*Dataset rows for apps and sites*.
.....

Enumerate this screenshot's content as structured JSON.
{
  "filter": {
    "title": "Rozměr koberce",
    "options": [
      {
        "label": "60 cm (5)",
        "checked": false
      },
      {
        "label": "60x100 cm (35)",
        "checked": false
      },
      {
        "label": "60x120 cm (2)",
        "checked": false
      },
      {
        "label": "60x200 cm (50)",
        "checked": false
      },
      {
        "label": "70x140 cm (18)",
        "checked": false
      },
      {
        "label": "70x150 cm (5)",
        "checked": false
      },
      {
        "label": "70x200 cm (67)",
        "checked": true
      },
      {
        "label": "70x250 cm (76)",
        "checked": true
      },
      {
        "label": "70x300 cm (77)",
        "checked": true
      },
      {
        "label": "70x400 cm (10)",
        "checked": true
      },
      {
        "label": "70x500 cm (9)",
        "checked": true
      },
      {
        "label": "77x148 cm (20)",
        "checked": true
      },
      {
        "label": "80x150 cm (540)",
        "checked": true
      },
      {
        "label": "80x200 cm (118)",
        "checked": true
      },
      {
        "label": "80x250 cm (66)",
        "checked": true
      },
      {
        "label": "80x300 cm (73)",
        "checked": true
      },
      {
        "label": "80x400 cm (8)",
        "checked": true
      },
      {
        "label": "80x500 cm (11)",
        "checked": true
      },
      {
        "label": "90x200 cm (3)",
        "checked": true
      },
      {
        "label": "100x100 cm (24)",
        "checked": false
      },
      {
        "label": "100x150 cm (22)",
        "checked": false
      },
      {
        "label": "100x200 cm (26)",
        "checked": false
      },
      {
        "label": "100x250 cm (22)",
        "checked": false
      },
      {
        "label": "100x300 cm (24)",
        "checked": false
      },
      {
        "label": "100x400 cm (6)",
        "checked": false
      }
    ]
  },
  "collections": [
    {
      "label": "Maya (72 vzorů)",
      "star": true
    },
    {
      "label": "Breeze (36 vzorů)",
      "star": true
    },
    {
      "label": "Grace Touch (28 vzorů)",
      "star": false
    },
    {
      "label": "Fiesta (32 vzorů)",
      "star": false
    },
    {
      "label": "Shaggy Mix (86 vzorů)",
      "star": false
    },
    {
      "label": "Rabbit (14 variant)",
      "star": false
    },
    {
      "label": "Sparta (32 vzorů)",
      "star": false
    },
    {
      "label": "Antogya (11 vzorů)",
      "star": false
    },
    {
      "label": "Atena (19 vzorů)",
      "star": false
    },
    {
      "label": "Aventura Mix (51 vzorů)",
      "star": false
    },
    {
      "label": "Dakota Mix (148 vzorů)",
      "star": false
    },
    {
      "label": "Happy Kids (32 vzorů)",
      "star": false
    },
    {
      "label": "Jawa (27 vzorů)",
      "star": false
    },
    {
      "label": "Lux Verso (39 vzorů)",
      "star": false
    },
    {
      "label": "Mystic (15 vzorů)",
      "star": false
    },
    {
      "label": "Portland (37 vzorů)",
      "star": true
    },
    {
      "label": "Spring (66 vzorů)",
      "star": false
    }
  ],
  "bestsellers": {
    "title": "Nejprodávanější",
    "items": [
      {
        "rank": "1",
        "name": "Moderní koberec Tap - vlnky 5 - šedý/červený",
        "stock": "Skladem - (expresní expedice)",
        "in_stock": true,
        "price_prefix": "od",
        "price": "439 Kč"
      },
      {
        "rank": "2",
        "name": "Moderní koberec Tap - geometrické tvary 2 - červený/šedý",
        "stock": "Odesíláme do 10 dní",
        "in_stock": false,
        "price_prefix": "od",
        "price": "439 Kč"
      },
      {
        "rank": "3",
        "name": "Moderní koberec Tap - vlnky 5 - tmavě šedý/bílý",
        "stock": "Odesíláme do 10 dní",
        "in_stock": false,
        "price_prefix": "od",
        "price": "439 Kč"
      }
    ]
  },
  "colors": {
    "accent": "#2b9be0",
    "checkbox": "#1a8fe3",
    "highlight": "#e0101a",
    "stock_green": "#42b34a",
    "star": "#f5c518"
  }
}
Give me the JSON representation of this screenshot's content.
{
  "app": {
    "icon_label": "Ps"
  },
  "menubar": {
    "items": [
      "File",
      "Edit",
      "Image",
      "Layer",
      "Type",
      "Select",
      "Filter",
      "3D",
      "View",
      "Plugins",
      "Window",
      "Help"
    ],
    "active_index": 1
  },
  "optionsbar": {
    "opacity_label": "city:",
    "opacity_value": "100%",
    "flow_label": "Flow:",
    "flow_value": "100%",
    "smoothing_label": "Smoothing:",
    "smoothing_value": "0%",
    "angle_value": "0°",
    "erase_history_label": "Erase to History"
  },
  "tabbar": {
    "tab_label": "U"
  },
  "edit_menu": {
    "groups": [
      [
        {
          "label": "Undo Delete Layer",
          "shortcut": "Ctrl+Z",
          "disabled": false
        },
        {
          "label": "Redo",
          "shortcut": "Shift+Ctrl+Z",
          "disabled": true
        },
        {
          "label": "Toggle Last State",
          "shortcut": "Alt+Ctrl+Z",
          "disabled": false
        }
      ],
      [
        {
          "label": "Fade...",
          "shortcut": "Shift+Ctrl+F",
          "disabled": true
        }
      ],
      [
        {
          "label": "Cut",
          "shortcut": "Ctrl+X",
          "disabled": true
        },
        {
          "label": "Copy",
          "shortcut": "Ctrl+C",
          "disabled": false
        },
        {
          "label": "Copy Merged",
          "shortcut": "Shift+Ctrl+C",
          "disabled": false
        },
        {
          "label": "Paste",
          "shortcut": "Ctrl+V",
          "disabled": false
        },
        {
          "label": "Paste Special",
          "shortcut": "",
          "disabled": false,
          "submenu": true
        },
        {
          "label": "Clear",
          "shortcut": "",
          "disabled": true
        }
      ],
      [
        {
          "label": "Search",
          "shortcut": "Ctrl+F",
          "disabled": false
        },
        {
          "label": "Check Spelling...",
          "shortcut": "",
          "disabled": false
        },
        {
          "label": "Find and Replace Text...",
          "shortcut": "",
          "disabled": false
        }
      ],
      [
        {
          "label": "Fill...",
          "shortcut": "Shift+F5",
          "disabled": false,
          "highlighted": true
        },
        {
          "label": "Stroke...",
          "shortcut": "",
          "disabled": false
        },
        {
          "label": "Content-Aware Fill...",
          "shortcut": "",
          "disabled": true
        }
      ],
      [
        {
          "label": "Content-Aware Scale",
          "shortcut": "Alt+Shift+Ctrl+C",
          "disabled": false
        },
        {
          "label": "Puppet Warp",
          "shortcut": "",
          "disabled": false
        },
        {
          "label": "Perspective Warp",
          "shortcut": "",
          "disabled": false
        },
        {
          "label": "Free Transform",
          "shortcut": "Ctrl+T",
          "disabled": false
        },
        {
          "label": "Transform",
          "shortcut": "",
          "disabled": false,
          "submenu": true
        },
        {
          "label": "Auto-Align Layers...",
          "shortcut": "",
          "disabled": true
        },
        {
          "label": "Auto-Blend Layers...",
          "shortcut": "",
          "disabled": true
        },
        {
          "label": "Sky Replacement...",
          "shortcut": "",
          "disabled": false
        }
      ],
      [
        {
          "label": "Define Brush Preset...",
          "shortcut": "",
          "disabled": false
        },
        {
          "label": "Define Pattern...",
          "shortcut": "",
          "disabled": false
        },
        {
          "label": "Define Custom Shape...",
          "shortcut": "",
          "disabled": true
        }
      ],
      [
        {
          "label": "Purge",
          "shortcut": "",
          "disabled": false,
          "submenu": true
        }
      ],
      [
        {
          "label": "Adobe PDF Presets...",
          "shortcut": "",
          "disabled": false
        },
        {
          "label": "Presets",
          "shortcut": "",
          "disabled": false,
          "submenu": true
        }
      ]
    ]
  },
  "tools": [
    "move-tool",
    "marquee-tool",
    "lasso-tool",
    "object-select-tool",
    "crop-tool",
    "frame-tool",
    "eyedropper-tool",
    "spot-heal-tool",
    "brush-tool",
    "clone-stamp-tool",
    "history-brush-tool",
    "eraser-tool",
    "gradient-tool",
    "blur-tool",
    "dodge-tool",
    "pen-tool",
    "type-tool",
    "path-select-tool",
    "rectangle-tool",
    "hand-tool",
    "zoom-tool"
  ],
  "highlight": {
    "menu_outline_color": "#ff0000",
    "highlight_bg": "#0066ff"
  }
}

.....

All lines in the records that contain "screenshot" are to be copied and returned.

*EXERCISE SOLUTION*.
Enumerate this screenshot's content as structured JSON.
Give me the JSON representation of this screenshot's content.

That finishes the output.